By Josh Greene | Media Editor
December 4, 2016
Each generation has its own culture yet our generation stands unique. Millennials seem to be defined by the culture of generations prior.
Like the styles of ancient Greece and Rome, defined the culture of the Renaissance, the culture of the years from 1970 up to 2000 truly define our generation. Especially in Southern California, there’s a huge emphasis of “classic style.” Whether that be through the way you surf and the boards you ride, or your attitude, what you wear, and what you drive. There is a certain type of nostalgia, that even though we weren’t alive back then, we feel like we were.
With a growing taste for all things “vintage” in our society, students and young adults alike find themselves reviving trends of the generations prior. We shop at salvation stores and many of us drive retro cars. We pay tribute to our roots and those who have set the path before our generation.
In this regard, film photography has begun to make an impressive comeback.
Inspired by that very appreciation of classic style, I took it upon myself to order a 35mm Canon AE-1 Program Film Camera and begin exploring a new medium of photography.
Junior Jackson Hinkle recommended me the Canon AE-1, and he explained, “That was one of the most popular cameras all through the 1980’s.”
With the purchase of my first roll of Kodak 400 film, I began shooting.
I quickly learned to shoot conservative, since you only are granted 24 frames per roll. There is little room for error. I knew that unlike digital, I only had one chance for each shot, because you can’t go back and delete. Therefore, I focused hard and tried to really make the most of those 24 frames. Shooting that first roll was special. Going through those frames is pretty special, knowing that these are memories you physically captured and developed.

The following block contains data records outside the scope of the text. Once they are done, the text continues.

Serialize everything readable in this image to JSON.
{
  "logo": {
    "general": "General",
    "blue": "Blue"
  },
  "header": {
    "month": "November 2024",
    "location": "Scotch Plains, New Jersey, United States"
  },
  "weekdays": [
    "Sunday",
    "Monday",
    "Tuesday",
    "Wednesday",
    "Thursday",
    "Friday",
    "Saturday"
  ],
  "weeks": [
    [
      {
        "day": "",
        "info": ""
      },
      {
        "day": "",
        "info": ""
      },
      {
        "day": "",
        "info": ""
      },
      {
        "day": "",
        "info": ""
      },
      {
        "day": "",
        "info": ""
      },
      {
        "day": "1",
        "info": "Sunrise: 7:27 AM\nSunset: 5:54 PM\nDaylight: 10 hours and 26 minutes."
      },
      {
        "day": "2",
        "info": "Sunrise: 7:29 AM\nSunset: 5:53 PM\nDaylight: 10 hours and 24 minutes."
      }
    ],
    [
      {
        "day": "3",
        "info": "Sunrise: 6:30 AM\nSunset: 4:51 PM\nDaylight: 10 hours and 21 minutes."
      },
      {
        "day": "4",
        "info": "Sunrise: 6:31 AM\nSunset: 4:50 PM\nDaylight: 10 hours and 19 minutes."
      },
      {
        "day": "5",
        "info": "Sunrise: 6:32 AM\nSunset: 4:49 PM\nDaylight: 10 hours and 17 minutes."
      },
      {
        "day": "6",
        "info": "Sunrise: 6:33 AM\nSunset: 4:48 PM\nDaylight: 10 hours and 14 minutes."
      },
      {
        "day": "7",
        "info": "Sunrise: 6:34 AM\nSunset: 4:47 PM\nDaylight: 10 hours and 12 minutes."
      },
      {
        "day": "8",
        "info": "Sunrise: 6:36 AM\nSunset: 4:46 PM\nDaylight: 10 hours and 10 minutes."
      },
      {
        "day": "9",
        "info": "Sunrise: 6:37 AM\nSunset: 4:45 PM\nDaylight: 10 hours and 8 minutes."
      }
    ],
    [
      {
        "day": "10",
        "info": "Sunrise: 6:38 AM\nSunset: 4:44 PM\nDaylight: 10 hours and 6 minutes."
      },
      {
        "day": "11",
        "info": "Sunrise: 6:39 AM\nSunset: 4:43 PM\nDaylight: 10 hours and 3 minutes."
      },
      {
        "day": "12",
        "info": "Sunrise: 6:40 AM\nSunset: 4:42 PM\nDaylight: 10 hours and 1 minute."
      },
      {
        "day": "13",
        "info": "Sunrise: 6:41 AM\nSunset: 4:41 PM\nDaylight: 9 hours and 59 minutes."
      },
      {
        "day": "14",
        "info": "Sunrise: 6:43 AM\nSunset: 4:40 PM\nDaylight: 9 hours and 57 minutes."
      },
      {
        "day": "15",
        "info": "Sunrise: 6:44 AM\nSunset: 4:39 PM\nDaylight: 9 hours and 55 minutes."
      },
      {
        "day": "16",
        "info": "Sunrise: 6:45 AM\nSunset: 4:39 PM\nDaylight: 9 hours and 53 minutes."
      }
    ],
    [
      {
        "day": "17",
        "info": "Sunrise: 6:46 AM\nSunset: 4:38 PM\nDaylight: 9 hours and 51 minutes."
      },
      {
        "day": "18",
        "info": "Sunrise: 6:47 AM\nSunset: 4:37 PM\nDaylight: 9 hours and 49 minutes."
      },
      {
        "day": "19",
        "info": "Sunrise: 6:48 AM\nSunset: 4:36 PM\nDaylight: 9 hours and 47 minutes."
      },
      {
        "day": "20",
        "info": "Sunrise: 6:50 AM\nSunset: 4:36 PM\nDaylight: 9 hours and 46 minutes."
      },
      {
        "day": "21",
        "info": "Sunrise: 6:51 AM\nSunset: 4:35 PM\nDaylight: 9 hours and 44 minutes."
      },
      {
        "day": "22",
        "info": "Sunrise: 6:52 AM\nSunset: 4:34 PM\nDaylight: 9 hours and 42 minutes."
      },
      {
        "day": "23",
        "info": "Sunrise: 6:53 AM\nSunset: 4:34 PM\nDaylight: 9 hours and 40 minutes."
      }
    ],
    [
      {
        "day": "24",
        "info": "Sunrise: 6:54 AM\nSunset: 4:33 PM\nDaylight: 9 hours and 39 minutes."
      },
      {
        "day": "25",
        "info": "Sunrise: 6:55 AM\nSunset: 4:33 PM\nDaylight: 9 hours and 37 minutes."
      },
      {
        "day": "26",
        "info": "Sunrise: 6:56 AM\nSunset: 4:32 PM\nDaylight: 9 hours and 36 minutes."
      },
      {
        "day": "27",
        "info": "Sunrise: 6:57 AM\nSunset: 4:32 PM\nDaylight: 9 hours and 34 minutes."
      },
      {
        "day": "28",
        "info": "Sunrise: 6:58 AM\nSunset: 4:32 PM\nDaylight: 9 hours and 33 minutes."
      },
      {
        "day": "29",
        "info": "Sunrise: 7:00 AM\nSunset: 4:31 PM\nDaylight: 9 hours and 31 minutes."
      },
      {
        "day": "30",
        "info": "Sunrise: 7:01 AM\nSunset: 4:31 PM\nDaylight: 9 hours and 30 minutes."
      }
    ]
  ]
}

Nowadays, film is hard to come by, since it’s no longer being manufactured, so each roll of 24 photos usually costs around $10, and another $10 to have it developed. Overall, you’re looking at around $20 for every 24 photos. That price tag keeps a lot of photographers hesitant. A typical SD card for a digital camera can hold thousands of photos at a time that don’t have to be developed to view and can be deleted to create more space. Why not just take a digital photo and edit it in post production to give it that film aesthetic?
Because as cliche as it sounds, it just isn’t the same.
Junior Jack Stolrow suggested, “There is a certain aesthetic to film photography that just can’t be replicated.”
No matter how much work gets put into a photo in post production, it’s hard to match that classic film look. There is something about the light leaks and the grain on a film photo that just give it character.
But don’t get me wrong, I have nothing wrong with digital. In fact, ever since I’ve pursued photography and videography, I’ve been using nothing but digital. Over time, however, my creative energy began to fade for digital photography, and I searched for new mediums to explore. I can honestly say that shooting film has revived my love for the art and truly made me better at it.
As it turns out, shooting film has improved my eye for photography immensely. It forces you to think before you shoot because you can’t waste any frames on a careless photo. That’s a skill that I’ve begun to apply to digital photography, simply because it’s helped progress my creative vision.
Currently, my friends and I have been developing our film at a local camera store in San Juan Capistrano called San Juan Photo and Digital. Every time I’m there, I’m greeted by the friendly owners who remind me that they’re the only people with two thumbs alive in South Orange County that still process film. I have nothing but respect for their craft and its individuals like them who are preserving this culture. Hopefully soon, we hope to carry on that very tradition and develop our own photos.
The beauty of film can be expressed in a National Geographic special I once saw, where a critically acclaimed photographer, Steve McCurry, hoped to make good use of the last roll of Kodachrome film in existence. He traveled from New York to exotic countries like India, making sure each frame of the roll had some special meaning to it. He took portraits of different humans that define the culture of a city, whether that be his shot of Robert DeNiro in New York, or some of Bollywood’s most famous actors in India. To me, that was what really inspired me to go out and shoot film.
Meanwhile, more and more of my friends and peers seem to be getting hooked on film. What seems like a thing of the past is suddenly more prominent than before. Film photography is making a comeback. To many, that seems illogical. It’s true, a digital camera is much more practical than a film one. Yet, there is something about the art of film photography that in a society of nostalgic tastes, we won’t be saying goodbye to it anytime soon.